myapp/ cmd/ server/ main.go /internal http/ middleware.go middleware_test.go route.go server.go userhandler.go psql/ psql.go userrepository.go service/ userservice/ userservice.go userservice_test.go # Domain types models.go
Your application has a logical, high-level language that describes how data and processes interact. This is your domain. If you have an e-commerce application your domain involves things like customers, accounts, charging credit cards, and handling inventory. If you’re Facebook then your domain is users, likes, & relationships. It’s the stuff that doesn’t depend on your underlying technology.
Main applications for this project.
The directory name for each application should match the name of the executable you want to have (e.g.,
Don’t put a lot of code in the application directory.

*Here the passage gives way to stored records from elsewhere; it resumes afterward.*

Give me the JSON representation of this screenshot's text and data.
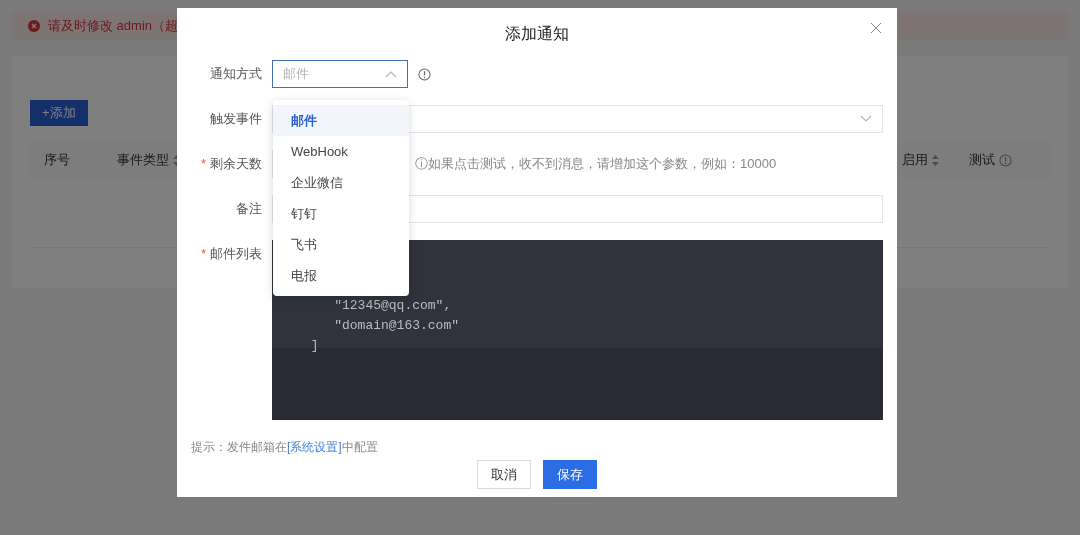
{
  "background": {
    "alert": "请及时修改 admin（超",
    "add_button": "+添加",
    "table_columns": [
      {
        "label": "序号",
        "kind": "plain"
      },
      {
        "label": "事件类型",
        "kind": "sortable"
      },
      {
        "label": "启用",
        "kind": "sortable"
      },
      {
        "label": "测试",
        "kind": "info"
      }
    ]
  },
  "dialog": {
    "title": "添加通知",
    "fields": [
      {
        "kind": "select",
        "label": "通知方式",
        "placeholder": "邮件",
        "open": true,
        "info": true
      },
      {
        "kind": "select",
        "label": "触发事件",
        "open": false,
        "info": false
      },
      {
        "kind": "number",
        "label": "剩余天数",
        "required_mark": "*",
        "hint": "ⓘ如果点击测试，收不到消息，请增加这个参数，例如：10000"
      },
      {
        "kind": "text",
        "label": "备注"
      },
      {
        "kind": "code",
        "label": "邮件列表",
        "required_mark": "*",
        "code": "    \"12345@qq.com\",\n    \"domain@163.com\"\n ]"
      }
    ],
    "footer_hint": {
      "prefix": "提示：发件邮箱在",
      "link": "[系统设置]",
      "suffix": "中配置"
    },
    "buttons": [
      {
        "label": "取消",
        "primary": false
      },
      {
        "label": "保存",
        "primary": true
      }
    ],
    "dropdown": {
      "options": [
        {
          "label": "邮件",
          "selected": true
        },
        {
          "label": "WebHook",
          "selected": false
        },
        {
          "label": "企业微信",
          "selected": false
        },
        {
          "label": "钉钉",
          "selected": false
        },
        {
          "label": "飞书",
          "selected": false
        },
        {
          "label": "电报",
          "selected": false
        }
      ]
    }
  }
}
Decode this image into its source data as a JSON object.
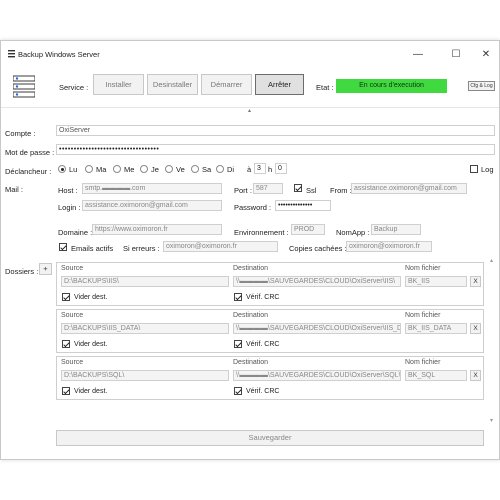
{
  "window": {
    "title": "Backup Windows Server",
    "controls": {
      "minimize": "—",
      "maximize": "☐",
      "close": "✕"
    }
  },
  "service": {
    "label": "Service :",
    "install": "Installer",
    "uninstall": "Desinstaller",
    "start": "Démarrer",
    "stop": "Arrêter",
    "state_label": "Etat :",
    "state_value": "En cours d'execution",
    "cfg_log": "Cfg & Log",
    "state_color": "#40d940"
  },
  "compte": {
    "label": "Compte :",
    "value": "OxiServer"
  },
  "password": {
    "label": "Mot de passe :",
    "value": "••••••••••••••••••••••••••••••••••"
  },
  "trigger": {
    "label": "Déclancheur :",
    "days": [
      {
        "label": "Lu",
        "checked": true
      },
      {
        "label": "Ma",
        "checked": false
      },
      {
        "label": "Me",
        "checked": false
      },
      {
        "label": "Je",
        "checked": false
      },
      {
        "label": "Ve",
        "checked": false
      },
      {
        "label": "Sa",
        "checked": false
      },
      {
        "label": "Di",
        "checked": false
      }
    ],
    "at_label": "à",
    "hour": "3",
    "h_label": "h",
    "minute": "0",
    "log_label": "Log"
  },
  "mail": {
    "label": "Mail :",
    "host_label": "Host :",
    "host_value": "smtp.▬▬▬▬.com",
    "port_label": "Port :",
    "port_value": "587",
    "ssl_label": "Ssl",
    "from_label": "From :",
    "from_value": "assistance.oximoron@gmail.com",
    "login_label": "Login :",
    "login_value": "assistance.oximoron@gmail.com",
    "password_label": "Password :",
    "password_value": "••••••••••••••",
    "domain_label": "Domaine :",
    "domain_value": "https://www.oximoron.fr",
    "env_label": "Environnement :",
    "env_value": "PROD",
    "app_label": "NomApp :",
    "app_value": "Backup",
    "active_label": "Emails actifs",
    "errors_label": "Si erreurs :",
    "errors_value": "oximoron@oximoron.fr",
    "cc_label": "Copies cachées :",
    "cc_value": "oximoron@oximoron.fr"
  },
  "folders": {
    "label": "Dossiers :",
    "add": "+",
    "source_label": "Source",
    "dest_label": "Destination",
    "file_label": "Nom fichier",
    "clear_label": "Vider dest.",
    "crc_label": "Vérif. CRC",
    "remove": "X",
    "items": [
      {
        "source": "D:\\BACKUPS\\IIS\\",
        "destination": "\\\\▬▬▬▬\\SAUVEGARDES\\CLOUD\\OxiServer\\IIS\\",
        "file": "BK_IIS"
      },
      {
        "source": "D:\\BACKUPS\\IIS_DATA\\",
        "destination": "\\\\▬▬▬▬\\SAUVEGARDES\\CLOUD\\OxiServer\\IIS_DATA\\",
        "file": "BK_IIS_DATA"
      },
      {
        "source": "D:\\BACKUPS\\SQL\\",
        "destination": "\\\\▬▬▬▬\\SAUVEGARDES\\CLOUD\\OxiServer\\SQL\\",
        "file": "BK_SQL"
      }
    ]
  },
  "save": "Sauvegarder"
}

If you think the code can be imported and used in other projects, then it should live in the /pkg directory. If the code is not reusable or if you don’t want others to reuse it, put that code in the
/internal directory. You’ll be surprised what others will do, so be explicit about your intentions!

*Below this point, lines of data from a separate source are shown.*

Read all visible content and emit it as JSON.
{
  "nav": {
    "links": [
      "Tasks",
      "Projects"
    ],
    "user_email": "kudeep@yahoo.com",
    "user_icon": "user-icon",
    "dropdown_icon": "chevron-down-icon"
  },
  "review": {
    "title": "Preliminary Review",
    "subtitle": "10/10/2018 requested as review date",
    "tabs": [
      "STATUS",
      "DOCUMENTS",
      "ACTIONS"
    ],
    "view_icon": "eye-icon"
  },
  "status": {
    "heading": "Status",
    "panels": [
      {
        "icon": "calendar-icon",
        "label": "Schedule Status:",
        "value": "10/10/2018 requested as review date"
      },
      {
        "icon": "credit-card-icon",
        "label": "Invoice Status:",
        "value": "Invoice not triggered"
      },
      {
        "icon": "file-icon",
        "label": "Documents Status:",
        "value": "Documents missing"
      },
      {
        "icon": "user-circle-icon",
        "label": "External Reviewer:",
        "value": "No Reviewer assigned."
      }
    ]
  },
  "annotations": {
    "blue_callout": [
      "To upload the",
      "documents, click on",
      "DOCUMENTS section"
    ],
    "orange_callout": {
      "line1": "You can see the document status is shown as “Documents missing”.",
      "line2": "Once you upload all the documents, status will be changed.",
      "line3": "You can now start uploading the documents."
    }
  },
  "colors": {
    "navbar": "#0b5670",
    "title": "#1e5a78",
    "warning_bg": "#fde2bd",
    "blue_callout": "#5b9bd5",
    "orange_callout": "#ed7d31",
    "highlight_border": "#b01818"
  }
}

It’s common to have a small
main function that imports and invokes the code from the
/pkg directories and nothing else.
/cmd directory for examples.

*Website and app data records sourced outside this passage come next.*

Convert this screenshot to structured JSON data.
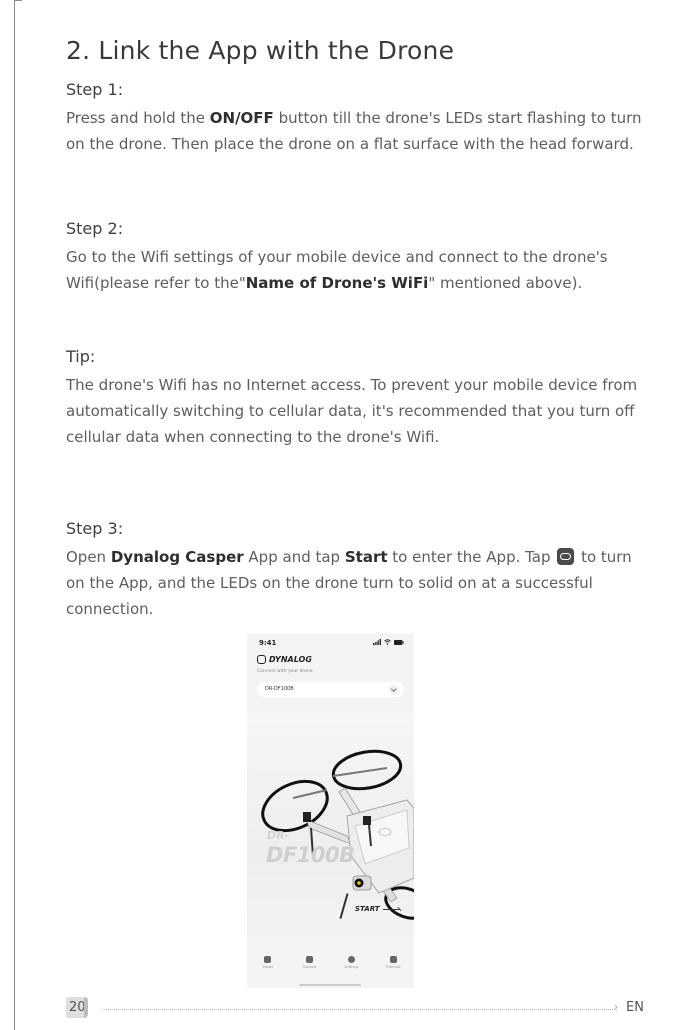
{
  "section": {
    "title": "2. Link the App with the Drone"
  },
  "step1": {
    "heading": "Step 1:",
    "text_before": "Press and hold the ",
    "bold": "ON/OFF",
    "text_after": " button till the drone's LEDs start flashing to turn on the drone. Then place the drone on a flat surface with the head forward."
  },
  "step2": {
    "heading": "Step 2:",
    "text_before": "Go to the Wifi settings of your mobile device and connect to the drone's Wifi(please refer to the\"",
    "bold": "Name of Drone's WiFi",
    "text_after": "\" mentioned above)."
  },
  "tip": {
    "heading": "Tip:",
    "text": "The drone's Wifi has no Internet access. To prevent your mobile device from automatically switching to cellular data, it's recommended that you turn off cellular data when connecting to the drone's Wifi."
  },
  "step3": {
    "heading": "Step 3:",
    "text_1": "Open ",
    "app_name": "Dynalog Casper",
    "text_2": " App and tap ",
    "start_word": "Start",
    "text_3": " to enter the App. Tap ",
    "icon": "gamepad-icon",
    "text_4": " to turn on the App, and the LEDs on the drone turn to solid on at a successful connection."
  },
  "phone": {
    "time": "9:41",
    "brand": "DYNALOG",
    "subtitle": "Connect with your drone",
    "selected_drone": "DR-DF100B",
    "model_prefix": "DR-",
    "model_name": "DF100B",
    "start_label": "START",
    "tabs": [
      {
        "label": "Media",
        "icon": "media-icon"
      },
      {
        "label": "Support",
        "icon": "support-icon"
      },
      {
        "label": "Settings",
        "icon": "settings-icon"
      },
      {
        "label": "Tutorials",
        "icon": "tutorials-icon"
      }
    ]
  },
  "footer": {
    "page_number": "20",
    "language": "EN"
  }
}
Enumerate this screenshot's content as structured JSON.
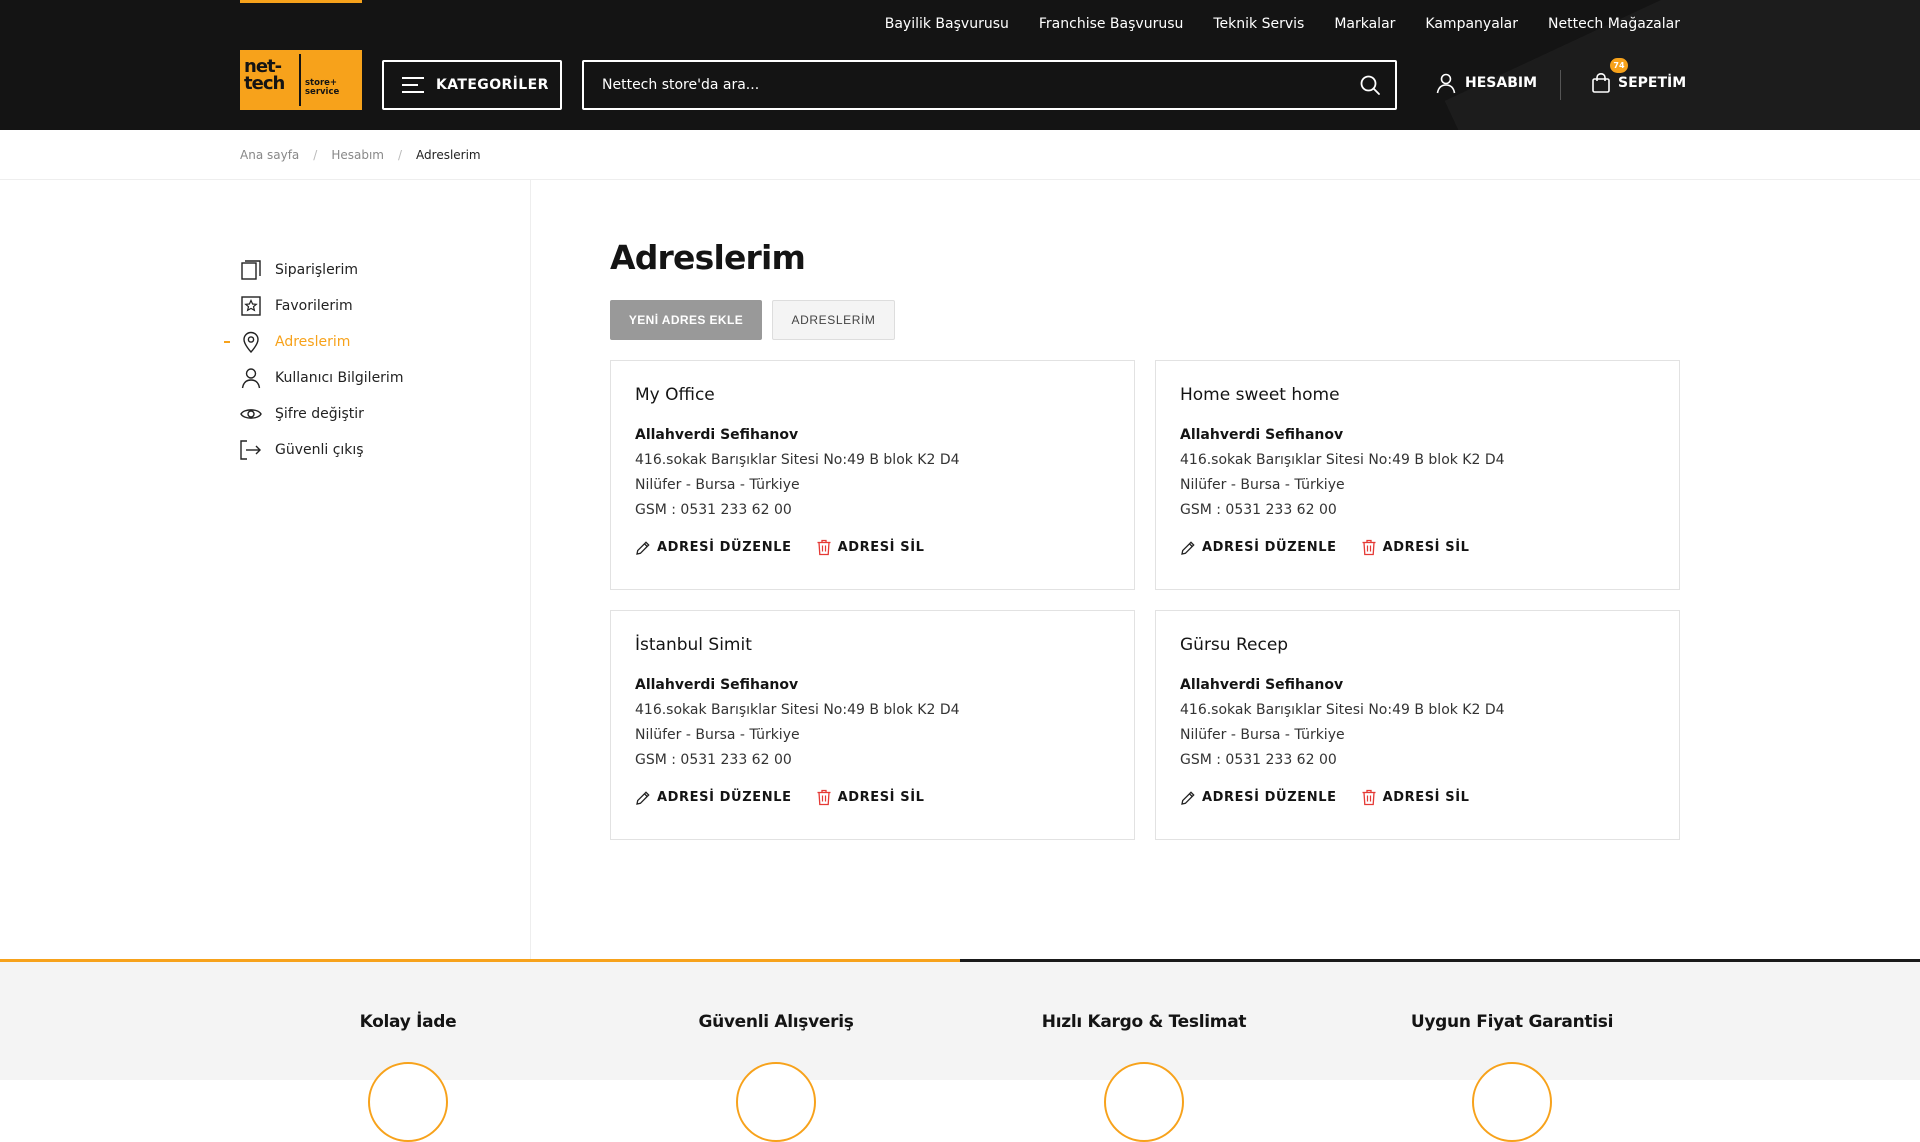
{
  "header": {
    "top_links": [
      "Bayilik Başvurusu",
      "Franchise Başvurusu",
      "Teknik Servis",
      "Markalar",
      "Kampanyalar",
      "Nettech Mağazalar"
    ],
    "logo_main": "net-\ntech",
    "logo_sub": "store+\nservice",
    "categories_label": "KATEGORİLER",
    "search_placeholder": "Nettech store'da ara...",
    "account_label": "HESABIM",
    "cart_label": "SEPETİM",
    "cart_count": "74"
  },
  "breadcrumb": [
    "Ana sayfa",
    "Hesabım",
    "Adreslerim"
  ],
  "sidebar": {
    "items": [
      {
        "label": "Siparişlerim",
        "icon": "orders-icon",
        "active": false
      },
      {
        "label": "Favorilerim",
        "icon": "star-icon",
        "active": false
      },
      {
        "label": "Adreslerim",
        "icon": "location-pin-icon",
        "active": true
      },
      {
        "label": "Kullanıcı Bilgilerim",
        "icon": "user-icon",
        "active": false
      },
      {
        "label": "Şifre değiştir",
        "icon": "eye-icon",
        "active": false
      },
      {
        "label": "Güvenli çıkış",
        "icon": "logout-icon",
        "active": false
      }
    ]
  },
  "main": {
    "title": "Adreslerim",
    "new_address_label": "YENİ ADRES EKLE",
    "my_addresses_label": "ADRESLERİM",
    "edit_label": "ADRESİ DÜZENLE",
    "delete_label": "ADRESİ SİL",
    "addresses": [
      {
        "title": "My Office",
        "name": "Allahverdi Sefihanov",
        "street": "416.sokak Barışıklar Sitesi No:49 B blok K2 D4",
        "city": "Nilüfer - Bursa - Türkiye",
        "phone": "GSM : 0531 233 62 00"
      },
      {
        "title": "Home sweet home",
        "name": "Allahverdi Sefihanov",
        "street": "416.sokak Barışıklar Sitesi No:49 B blok K2 D4",
        "city": "Nilüfer - Bursa - Türkiye",
        "phone": "GSM : 0531 233 62 00"
      },
      {
        "title": "İstanbul Simit",
        "name": "Allahverdi Sefihanov",
        "street": "416.sokak Barışıklar Sitesi No:49 B blok K2 D4",
        "city": "Nilüfer - Bursa - Türkiye",
        "phone": "GSM : 0531 233 62 00"
      },
      {
        "title": "Gürsu Recep",
        "name": "Allahverdi Sefihanov",
        "street": "416.sokak Barışıklar Sitesi No:49 B blok K2 D4",
        "city": "Nilüfer - Bursa - Türkiye",
        "phone": "GSM : 0531 233 62 00"
      }
    ]
  },
  "features": [
    "Kolay İade",
    "Güvenli Alışveriş",
    "Hızlı Kargo & Teslimat",
    "Uygun Fiyat Garantisi"
  ],
  "slider_progress": 0.5,
  "colors": {
    "accent": "#f7a21b",
    "header_bg": "#141414",
    "button_gray": "#999999",
    "delete_red": "#e53935"
  }
}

Private application and library code. This is the code you don’t want others importing in their applications or libraries.
You can optionally add a bit of extra structure to your internal packages to separate your shared and non-shared internal code. It’s not required, but it’s nice to have visual clues showing the intended package use. Your actual application code can go in the
/internal/app directory (e.g.,
/internal/app/myapp) and the code shared by those apps in the
/internal/pkg directory (e.g.,
2019-05-08 02:00 +0200